BACKGROUND: Cathelicidins comprise a major group of host-defence peptides. Conserved across a wide range of
species, they have several functions related to host defence. Only one cathelicidin has been found in humans but
several cathelicidin genes occur in the bovine genome. We propose that these molecules may have a protective
role against mastitis. The aim of this study was to characterise the cathelicidin gene-cluster in the bovine genome
and to identify sites of expression in the bovine mammary gland.
RESULTS: Bioinformatic analysis of the bovine genome (BosTau7) revealed seven protein-coding cathelicidin genes,
CATHL1-7, including two identical copies of CATHL4, as well as three additional putative cathelicidin genes, all
clustered on the long arm of chromosome 22. Six of the seven protein-coding genes were expressed in leukocytes
extracted from milk of high somatic cell count (SCC) cows. CATHL5 was expressed across several sites in the
mammary gland, but did not increase in response to Staphylococcus aureus infection.
CONCLUSIONS: Here, we characterise the bovine cathelicidin gene cluster and reconcile inconsistencies in the
datasets of previous studies.
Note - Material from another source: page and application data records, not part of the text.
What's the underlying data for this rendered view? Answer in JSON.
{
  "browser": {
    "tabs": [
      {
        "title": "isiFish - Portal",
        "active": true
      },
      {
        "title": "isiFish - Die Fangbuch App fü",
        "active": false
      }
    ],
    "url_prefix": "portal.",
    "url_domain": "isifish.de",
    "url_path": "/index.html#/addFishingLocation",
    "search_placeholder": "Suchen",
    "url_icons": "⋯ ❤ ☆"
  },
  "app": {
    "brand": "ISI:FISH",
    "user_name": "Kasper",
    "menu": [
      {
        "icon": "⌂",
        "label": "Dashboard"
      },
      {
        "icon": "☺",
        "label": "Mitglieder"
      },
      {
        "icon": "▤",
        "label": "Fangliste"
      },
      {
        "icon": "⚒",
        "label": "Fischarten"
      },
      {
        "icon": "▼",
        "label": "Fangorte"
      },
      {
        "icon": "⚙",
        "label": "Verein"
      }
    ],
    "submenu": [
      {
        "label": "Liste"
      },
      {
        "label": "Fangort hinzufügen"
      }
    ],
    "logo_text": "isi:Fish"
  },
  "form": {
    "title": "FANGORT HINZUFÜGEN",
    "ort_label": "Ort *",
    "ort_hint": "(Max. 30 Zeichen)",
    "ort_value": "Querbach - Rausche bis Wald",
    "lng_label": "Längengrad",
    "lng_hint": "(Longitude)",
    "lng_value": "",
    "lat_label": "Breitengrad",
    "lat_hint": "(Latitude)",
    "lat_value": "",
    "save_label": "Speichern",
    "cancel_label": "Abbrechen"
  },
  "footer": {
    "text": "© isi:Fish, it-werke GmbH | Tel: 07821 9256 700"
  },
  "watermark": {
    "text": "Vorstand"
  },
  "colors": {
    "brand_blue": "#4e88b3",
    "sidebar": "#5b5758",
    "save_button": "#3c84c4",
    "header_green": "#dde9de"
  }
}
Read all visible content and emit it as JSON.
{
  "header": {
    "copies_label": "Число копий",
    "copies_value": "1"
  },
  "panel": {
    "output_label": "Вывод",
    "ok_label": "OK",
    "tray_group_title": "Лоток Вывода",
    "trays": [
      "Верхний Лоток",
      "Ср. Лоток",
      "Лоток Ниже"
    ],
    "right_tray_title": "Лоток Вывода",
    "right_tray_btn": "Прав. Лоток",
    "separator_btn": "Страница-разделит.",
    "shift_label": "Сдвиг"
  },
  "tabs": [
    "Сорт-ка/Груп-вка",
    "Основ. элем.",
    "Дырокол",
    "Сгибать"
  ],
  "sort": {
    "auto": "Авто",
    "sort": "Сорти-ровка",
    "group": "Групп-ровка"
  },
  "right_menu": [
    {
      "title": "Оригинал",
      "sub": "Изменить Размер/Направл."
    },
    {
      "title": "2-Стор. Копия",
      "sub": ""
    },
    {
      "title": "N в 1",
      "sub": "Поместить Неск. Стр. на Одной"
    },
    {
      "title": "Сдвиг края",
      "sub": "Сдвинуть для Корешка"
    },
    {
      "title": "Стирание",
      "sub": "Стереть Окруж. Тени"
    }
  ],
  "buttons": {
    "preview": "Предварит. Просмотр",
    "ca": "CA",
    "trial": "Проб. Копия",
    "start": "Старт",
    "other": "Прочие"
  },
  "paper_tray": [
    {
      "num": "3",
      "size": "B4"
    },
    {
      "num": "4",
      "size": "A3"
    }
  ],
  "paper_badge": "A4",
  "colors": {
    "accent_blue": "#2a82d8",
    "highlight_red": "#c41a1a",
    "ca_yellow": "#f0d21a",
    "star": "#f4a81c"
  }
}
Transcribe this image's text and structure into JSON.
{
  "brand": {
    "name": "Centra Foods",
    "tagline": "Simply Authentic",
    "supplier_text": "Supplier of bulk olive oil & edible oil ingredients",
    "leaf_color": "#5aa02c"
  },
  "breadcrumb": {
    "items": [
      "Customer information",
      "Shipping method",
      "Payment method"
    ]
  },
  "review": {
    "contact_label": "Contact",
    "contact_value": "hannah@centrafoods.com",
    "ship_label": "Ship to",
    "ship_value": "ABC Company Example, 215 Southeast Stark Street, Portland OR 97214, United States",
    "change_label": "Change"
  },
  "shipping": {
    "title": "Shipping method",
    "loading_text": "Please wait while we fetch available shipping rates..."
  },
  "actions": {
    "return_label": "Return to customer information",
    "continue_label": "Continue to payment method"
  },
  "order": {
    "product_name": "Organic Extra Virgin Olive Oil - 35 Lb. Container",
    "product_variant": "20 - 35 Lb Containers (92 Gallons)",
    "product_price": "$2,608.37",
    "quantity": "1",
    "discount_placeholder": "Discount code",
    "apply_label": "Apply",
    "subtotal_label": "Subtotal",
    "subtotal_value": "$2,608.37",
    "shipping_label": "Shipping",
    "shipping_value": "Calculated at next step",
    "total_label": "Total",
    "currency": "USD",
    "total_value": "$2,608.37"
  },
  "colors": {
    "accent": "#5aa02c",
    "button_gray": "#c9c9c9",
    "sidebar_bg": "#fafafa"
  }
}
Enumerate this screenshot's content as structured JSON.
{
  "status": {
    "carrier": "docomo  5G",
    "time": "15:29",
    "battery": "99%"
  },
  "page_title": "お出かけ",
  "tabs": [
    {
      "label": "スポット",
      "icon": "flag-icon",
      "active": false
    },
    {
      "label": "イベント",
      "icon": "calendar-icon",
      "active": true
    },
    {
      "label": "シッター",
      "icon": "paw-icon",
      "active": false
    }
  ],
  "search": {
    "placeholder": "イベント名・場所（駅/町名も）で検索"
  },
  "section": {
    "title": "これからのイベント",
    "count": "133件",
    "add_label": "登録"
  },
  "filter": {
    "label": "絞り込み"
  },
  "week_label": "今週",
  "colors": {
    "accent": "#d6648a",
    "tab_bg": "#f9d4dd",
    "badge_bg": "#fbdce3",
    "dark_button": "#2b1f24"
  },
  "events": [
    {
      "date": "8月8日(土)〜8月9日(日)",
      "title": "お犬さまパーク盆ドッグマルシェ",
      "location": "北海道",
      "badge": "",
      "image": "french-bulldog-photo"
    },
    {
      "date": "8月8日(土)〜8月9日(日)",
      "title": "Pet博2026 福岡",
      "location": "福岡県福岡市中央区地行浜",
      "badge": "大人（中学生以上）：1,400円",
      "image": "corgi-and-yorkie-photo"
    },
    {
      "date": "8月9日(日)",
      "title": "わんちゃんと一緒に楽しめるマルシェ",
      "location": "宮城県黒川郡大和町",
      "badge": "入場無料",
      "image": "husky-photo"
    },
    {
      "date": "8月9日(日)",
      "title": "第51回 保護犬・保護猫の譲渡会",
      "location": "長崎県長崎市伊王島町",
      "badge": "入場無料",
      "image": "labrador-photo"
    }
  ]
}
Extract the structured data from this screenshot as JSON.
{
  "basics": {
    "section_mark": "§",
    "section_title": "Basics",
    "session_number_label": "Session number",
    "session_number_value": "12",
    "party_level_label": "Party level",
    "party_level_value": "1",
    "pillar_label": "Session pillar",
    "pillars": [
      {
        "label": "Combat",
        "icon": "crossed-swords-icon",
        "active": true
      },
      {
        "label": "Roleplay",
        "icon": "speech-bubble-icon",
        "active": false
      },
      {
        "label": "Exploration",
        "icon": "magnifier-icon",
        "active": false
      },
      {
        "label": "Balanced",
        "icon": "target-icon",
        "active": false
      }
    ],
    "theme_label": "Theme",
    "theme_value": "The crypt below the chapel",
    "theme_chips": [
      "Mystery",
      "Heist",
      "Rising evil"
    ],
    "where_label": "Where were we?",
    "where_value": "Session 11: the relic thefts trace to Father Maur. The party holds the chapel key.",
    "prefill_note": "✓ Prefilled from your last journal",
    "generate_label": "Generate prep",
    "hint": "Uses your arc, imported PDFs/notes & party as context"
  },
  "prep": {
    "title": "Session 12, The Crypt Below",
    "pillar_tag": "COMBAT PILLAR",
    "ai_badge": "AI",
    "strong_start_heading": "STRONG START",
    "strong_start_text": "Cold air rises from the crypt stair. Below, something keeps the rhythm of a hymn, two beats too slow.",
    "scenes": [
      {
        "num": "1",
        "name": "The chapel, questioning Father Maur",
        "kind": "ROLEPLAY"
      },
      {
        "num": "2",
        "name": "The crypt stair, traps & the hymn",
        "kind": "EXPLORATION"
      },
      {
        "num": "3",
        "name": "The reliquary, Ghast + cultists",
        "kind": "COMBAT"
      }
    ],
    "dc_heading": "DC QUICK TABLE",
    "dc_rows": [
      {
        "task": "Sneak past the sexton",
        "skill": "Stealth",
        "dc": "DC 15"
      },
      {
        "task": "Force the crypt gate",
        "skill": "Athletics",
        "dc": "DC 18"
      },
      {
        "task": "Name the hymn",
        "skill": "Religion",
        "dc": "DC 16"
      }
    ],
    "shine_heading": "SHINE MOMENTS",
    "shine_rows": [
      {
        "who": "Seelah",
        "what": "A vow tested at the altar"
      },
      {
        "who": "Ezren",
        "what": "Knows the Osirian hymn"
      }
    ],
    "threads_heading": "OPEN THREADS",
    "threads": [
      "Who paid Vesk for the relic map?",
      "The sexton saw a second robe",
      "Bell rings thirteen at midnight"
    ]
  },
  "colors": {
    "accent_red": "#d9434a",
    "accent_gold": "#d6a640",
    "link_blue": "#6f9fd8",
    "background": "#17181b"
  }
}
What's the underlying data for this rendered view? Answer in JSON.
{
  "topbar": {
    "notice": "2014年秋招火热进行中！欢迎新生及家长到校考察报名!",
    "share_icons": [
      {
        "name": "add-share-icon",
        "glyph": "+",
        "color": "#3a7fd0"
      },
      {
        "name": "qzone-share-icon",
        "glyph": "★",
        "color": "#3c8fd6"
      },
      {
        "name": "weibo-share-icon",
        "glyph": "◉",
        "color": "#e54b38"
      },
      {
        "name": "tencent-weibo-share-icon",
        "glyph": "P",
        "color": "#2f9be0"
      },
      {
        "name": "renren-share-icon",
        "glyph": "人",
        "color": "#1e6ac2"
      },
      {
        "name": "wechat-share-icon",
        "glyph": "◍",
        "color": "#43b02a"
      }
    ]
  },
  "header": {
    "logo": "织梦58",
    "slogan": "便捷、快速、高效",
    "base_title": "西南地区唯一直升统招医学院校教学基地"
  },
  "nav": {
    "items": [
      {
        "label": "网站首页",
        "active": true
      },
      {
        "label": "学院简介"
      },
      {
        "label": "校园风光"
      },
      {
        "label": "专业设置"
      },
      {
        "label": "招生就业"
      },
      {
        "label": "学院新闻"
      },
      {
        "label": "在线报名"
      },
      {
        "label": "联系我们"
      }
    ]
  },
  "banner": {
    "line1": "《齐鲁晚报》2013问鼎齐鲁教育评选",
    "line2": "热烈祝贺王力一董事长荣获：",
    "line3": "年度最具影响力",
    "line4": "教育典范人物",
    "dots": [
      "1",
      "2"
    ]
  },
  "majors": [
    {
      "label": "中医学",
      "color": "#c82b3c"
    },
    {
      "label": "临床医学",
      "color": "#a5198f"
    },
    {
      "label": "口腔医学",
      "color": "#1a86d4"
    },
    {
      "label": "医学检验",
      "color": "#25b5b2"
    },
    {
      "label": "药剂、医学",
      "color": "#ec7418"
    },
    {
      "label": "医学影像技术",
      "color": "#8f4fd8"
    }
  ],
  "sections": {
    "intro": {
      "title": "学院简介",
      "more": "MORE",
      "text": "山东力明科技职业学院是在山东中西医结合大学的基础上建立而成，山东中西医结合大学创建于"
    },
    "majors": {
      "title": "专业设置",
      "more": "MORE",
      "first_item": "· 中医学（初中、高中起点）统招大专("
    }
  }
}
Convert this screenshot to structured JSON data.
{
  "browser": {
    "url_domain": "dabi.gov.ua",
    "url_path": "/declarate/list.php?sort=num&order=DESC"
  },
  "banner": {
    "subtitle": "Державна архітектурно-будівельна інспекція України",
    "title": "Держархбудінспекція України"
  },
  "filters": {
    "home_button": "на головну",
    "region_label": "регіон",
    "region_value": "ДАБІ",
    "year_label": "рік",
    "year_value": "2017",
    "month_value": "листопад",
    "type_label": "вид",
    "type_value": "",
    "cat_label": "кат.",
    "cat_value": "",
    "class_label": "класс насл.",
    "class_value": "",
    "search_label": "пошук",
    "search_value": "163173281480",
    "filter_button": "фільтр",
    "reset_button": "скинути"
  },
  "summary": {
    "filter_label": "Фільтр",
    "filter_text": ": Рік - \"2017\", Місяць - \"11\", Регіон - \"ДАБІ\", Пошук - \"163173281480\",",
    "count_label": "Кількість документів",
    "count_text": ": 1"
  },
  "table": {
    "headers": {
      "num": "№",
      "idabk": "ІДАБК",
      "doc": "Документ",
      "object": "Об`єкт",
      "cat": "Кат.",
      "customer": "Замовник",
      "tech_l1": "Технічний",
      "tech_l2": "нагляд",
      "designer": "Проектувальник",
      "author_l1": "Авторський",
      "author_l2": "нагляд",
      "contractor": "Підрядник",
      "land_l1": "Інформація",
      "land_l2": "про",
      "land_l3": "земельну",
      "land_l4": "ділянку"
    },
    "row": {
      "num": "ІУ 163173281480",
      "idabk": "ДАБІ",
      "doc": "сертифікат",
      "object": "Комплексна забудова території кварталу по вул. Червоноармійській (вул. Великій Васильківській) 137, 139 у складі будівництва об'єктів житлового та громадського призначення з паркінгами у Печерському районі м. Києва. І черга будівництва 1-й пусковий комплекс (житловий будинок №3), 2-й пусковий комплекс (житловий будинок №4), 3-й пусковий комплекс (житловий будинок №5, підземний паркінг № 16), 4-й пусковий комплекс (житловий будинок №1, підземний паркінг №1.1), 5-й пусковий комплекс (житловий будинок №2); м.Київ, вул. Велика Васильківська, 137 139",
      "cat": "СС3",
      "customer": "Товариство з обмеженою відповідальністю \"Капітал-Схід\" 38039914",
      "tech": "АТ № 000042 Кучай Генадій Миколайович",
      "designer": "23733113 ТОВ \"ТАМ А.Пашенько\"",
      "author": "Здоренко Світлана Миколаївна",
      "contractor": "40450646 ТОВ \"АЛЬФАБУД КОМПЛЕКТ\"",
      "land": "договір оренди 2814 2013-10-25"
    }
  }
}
Constitutive cathelicidin expression in the mammary gland suggests a possible role for
these host defence peptides its protection.